Skip to main content

Originally published on Martin Luther King, Jr. Day, 2015 at 8:00 AM

No New Juvie

End the Prison Industrial Complex (EPIC) is a community group currently working to stop the construction of the proposed new youth jail in King County, Washington. EPIC operates with staff support from American Friends Service Committee and includes members of Youth Undoing Institutional Racism, the People’s Institute Northwest and the community at-large. We come together in efforts to organize around putting an end to the Prison Industrial Complex (PIC), which is historically known to affect our communities disproportionally.

We understand the PIC to be an entity with overlapping interests of government and industry that use surveillance, policing, and imprisonment as solutions to economic, social, and political problems serving the interest of those in power. In recognizing that the criminal justice system is inherently racist, we are disturbed by the disproportionate incarceration and policing that targets young people of color.

This means that Black and Brown youth are more likely to experience the traumatizing effects of detention than their white counterparts. Queer youth of color are even more likely to be targeted by our country’s unjust criminal justice system. The criminal justice system does not rehabilitate, build or improve our communities. Instead it serves to separate and break us down.  These facts taken together mean that we cannot allow for this perpetuation of the prison industrial complex to occur.
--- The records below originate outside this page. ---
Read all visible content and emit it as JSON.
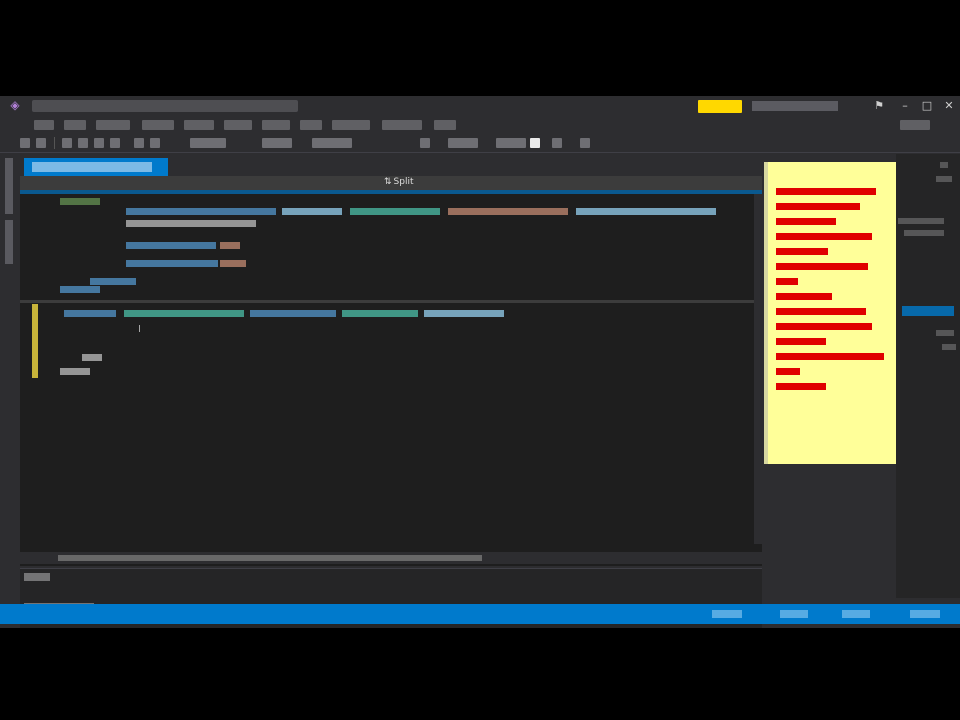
{
  "app": {
    "title": "",
    "notification_color": "#ffd800",
    "accent": "#007acc"
  },
  "menus": [
    "",
    "",
    "",
    "",
    "",
    "",
    "",
    "",
    "",
    "",
    "",
    ""
  ],
  "editor": {
    "active_tab": "",
    "designer_label": "Split",
    "designer_icon": "split-view-icon",
    "theme_background": "#1e1e1e",
    "gutter_color": "#c8b43a"
  },
  "output_panel": {
    "title": "",
    "source_label": ""
  },
  "status_bar": {
    "text": "",
    "color": "#007acc"
  },
  "sticky_note": {
    "background": "#ffff99",
    "text_color": "#e00000",
    "lines": 14
  }
}
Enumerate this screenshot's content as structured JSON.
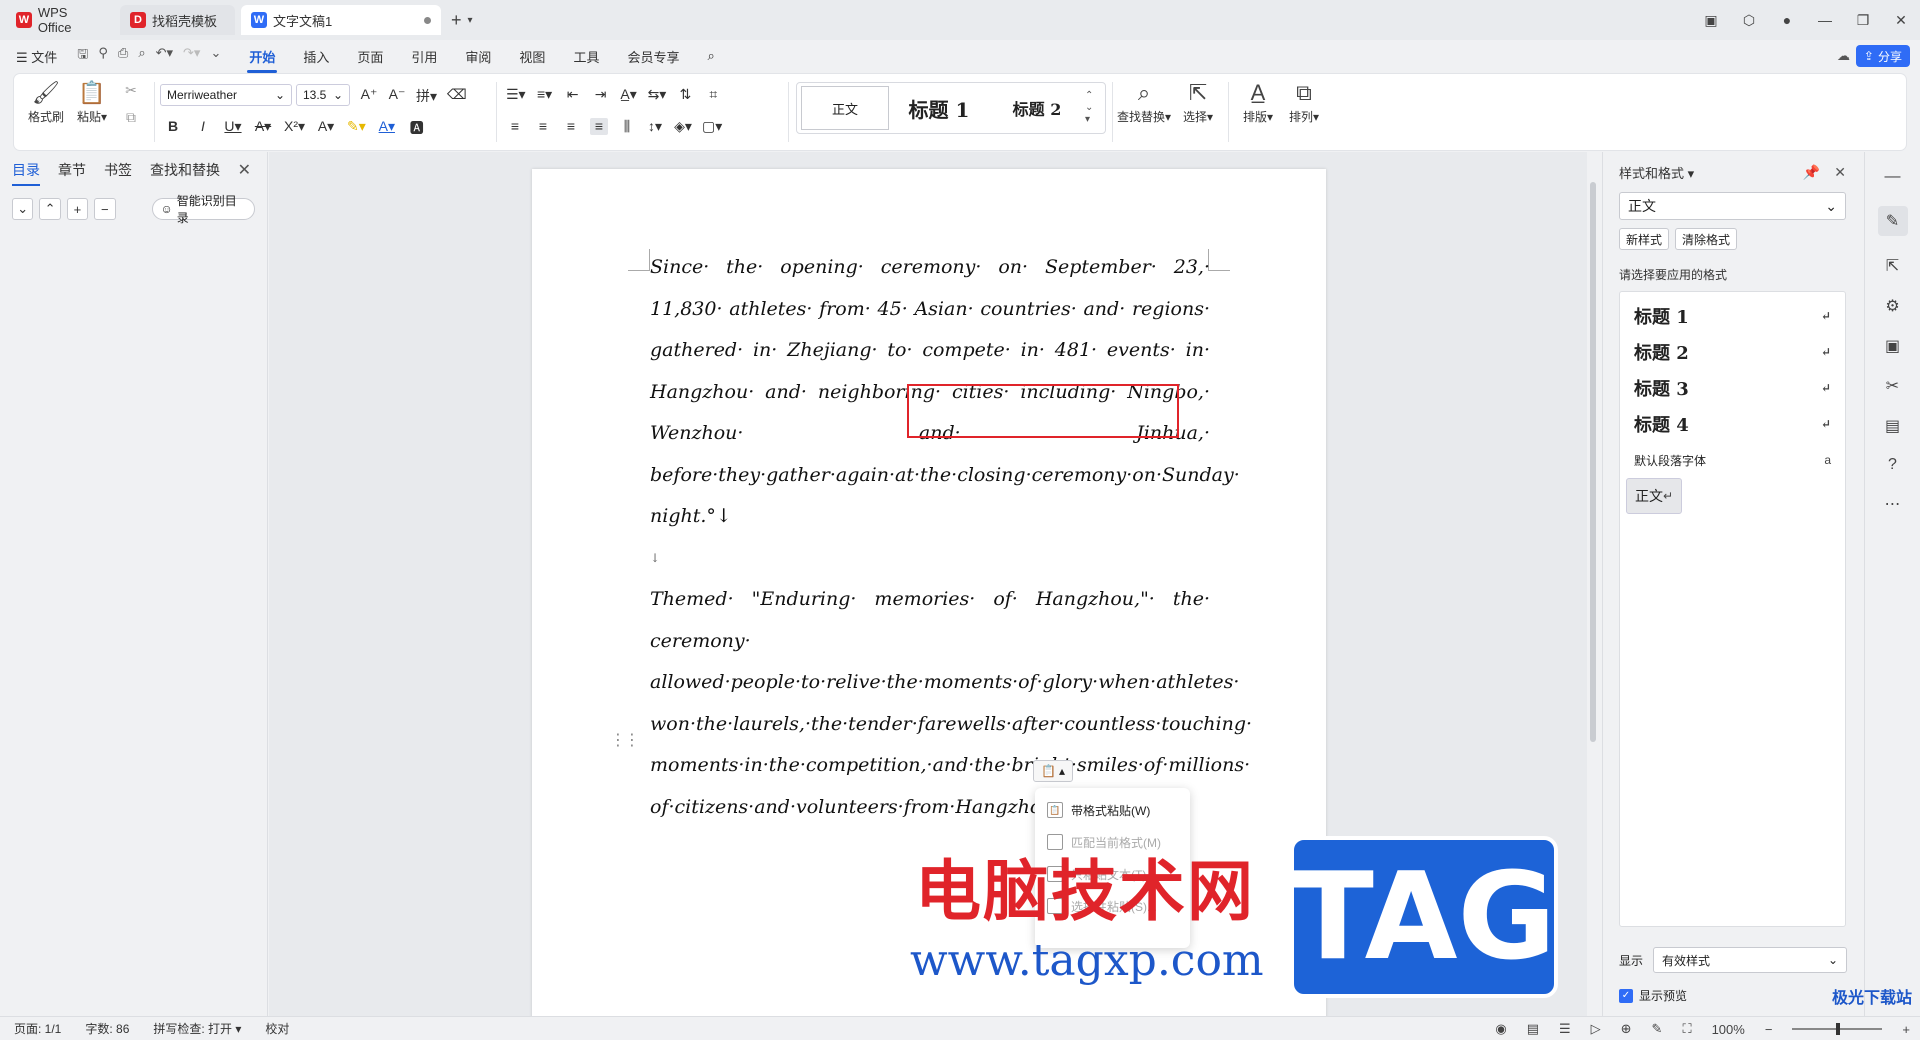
{
  "tabs": [
    {
      "label": "WPS Office",
      "icon": "wps-logo-icon"
    },
    {
      "label": "找稻壳模板",
      "icon": "daoke-logo-icon"
    },
    {
      "label": "文字文稿1",
      "icon": "writer-logo-icon"
    }
  ],
  "menu": {
    "file": "文件",
    "items": [
      "开始",
      "插入",
      "页面",
      "引用",
      "审阅",
      "视图",
      "工具",
      "会员专享"
    ],
    "active": "开始",
    "share": "分享"
  },
  "ribbon": {
    "format_painter": "格式刷",
    "paste": "粘贴",
    "font_name": "Merriweather",
    "font_size": "13.5",
    "styles": {
      "normal": "正文",
      "h1": "标题 1",
      "h2": "标题 2"
    },
    "find_replace": "查找替换",
    "select": "选择",
    "layout": "排版",
    "arrange": "排列"
  },
  "nav_pane": {
    "tabs": [
      "目录",
      "章节",
      "书签",
      "查找和替换"
    ],
    "active": "目录",
    "smart_toc": "智能识别目录"
  },
  "document": {
    "paragraph1": "Since· the· opening· ceremony· on· September· 23,· 11,830· athletes· from· 45· Asian· countries· and· regions· gathered· in· Zhejiang· to· compete· in· 481· events· in· Hangzhou· and· neighboring· cities· including· Ningbo,· Wenzhou· and· Jinhua,· before·they·gather·again·at·the·closing·ceremony·on·Sunday· night.°↓",
    "blank": "↓",
    "paragraph2": "Themed· \"Enduring· memories· of· Hangzhou,\"· the· ceremony· allowed·people·to·relive·the·moments·of·glory·when·athletes· won·the·laurels,·the·tender·farewells·after·countless·touching· moments·in·the·competition,·and·the·bright·smiles·of·millions· of·citizens·and·volunteers·from·Hangzhou.↓"
  },
  "paste_menu": {
    "items": [
      {
        "label": "带格式粘贴(W)",
        "enabled": true
      },
      {
        "label": "匹配当前格式(M)",
        "enabled": false
      },
      {
        "label": "只粘贴文本(T)",
        "enabled": false
      },
      {
        "label": "选择性粘贴(S)...",
        "enabled": false
      }
    ]
  },
  "watermark": {
    "cn": "电脑技术网",
    "url": "www.tagxp.com",
    "tag": "TAG",
    "small": "极光下载站"
  },
  "styles_panel": {
    "title": "样式和格式",
    "current": "正文",
    "new_style": "新样式",
    "clear_format": "清除格式",
    "apply_label": "请选择要应用的格式",
    "items": [
      {
        "label": "标题 1",
        "kind": "heading"
      },
      {
        "label": "标题 2",
        "kind": "heading"
      },
      {
        "label": "标题 3",
        "kind": "heading"
      },
      {
        "label": "标题 4",
        "kind": "heading"
      },
      {
        "label": "默认段落字体",
        "kind": "small"
      },
      {
        "label": "正文",
        "kind": "selected"
      }
    ],
    "show_label": "显示",
    "show_value": "有效样式",
    "preview_label": "显示预览"
  },
  "status": {
    "page": "页面: 1/1",
    "words": "字数: 86",
    "spell": "拼写检查: 打开",
    "proof": "校对",
    "zoom": "100%"
  },
  "colors": {
    "accent": "#1f5fd6",
    "share": "#2f6cf6",
    "highlight": "#e0242a"
  }
}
We must act now!

Youth, parents, children, families, prisoners, those whose voices are loud and those who are silent are united in the belief that we must shift our county's approach of "fixing broken youth" to "fixing broken education and juvenile justice systems." In 2012 a levy initiative passed supporting the proposed construction of a new Children and Family Justice Center at 12th and Alder; the facility as planned will include new courtrooms, judge offices, and space for programming. However, the disingenuous campaign to sell the levy to the public neglected to include the County’s plans to build a 96,000 sq ft youth jail with 150+ single-occupancy cells.

Crime and populations within our current youth jail are down. The average daily population in King County’s Juvenile Detention Center was 191 in 1998 & in 2012, it was only 70. SPD also reported in 2012 that major crimes in Seattle were at their lowest level in four years and have decreased 11% since 2009.

These numbers would be commendable if it wasn’t clear that the current policies and practices result in extreme racial inequities. In 2012, a total of 1,320 young people were held in secure detention at the youth jail at 12th and Alder. 522 (39.55%) of the occupants were African American, even though African Americans only made up 9.8% of the 2011 total youth population in King County. Similarly, Native Americans made up 2.5% (33) of those detained, though they made up only 1.1% of the youth population.

The County did not do a racial equity impact assessment to review the proposed new youth jail project. With the current policies and practices, the County will continue to produce results of extreme racial inequities. Even if the County did this assessment, it’s clear that communities of color will continue to be harmed, due to the ways in which the PIC has historically operated. According to the Justice Policy Institute’s 2006 policy brief, The Dangers of Detention, jailing youth has little-to-no relationship with reductions in crime in the community. It increases recidivism (instead of reducing it), which pulls youth deeper into the system and causes additional harm to youth.

The Annie E. Casey Foundation reports that in 2012, 86% of youth held in secure confinement across the country were held for non - violent offenses, most of which happen as a result of the educational system’s harsh discipline policies. Nationally it has become a trend to funnel children out of schools into the juvenile and criminal justice systems. It has been reported that 75% of adults who are incarcerated do not have a high school diploma. This is a reflection of America’s current fixation with punishing children rather than educating them.

Here in Washington, Seattle Public Schools are currently under investigation by the U.S. Department of Education for disproportionately using harsh discipline with youth of color for the same offenses as white youth. This pipeline is undeniable: Helen Halpert, Chief Justice of King County Juvenile Court writes in a Seattle Times Op-ed, “Don’t Abandon Disciplined Students”, “Without access to education, these kids are less likely to progress academically, less likely to graduate, and far more likely to end up involved in the justice system.”

As a part of addressing root issues, we see this jail as a manifestation of a continued cycle of oppression. EPIC has taken action against the building of a new $210 Million “Children and Family Justice Center” in King county. The No New Youth Jail Campaign led by those most impacted by youth incarceration, youth of color, seeks to redirect funding away from the mass incarceration towards community based prevention, intervention and diversion. Incarceration of our youth has to end!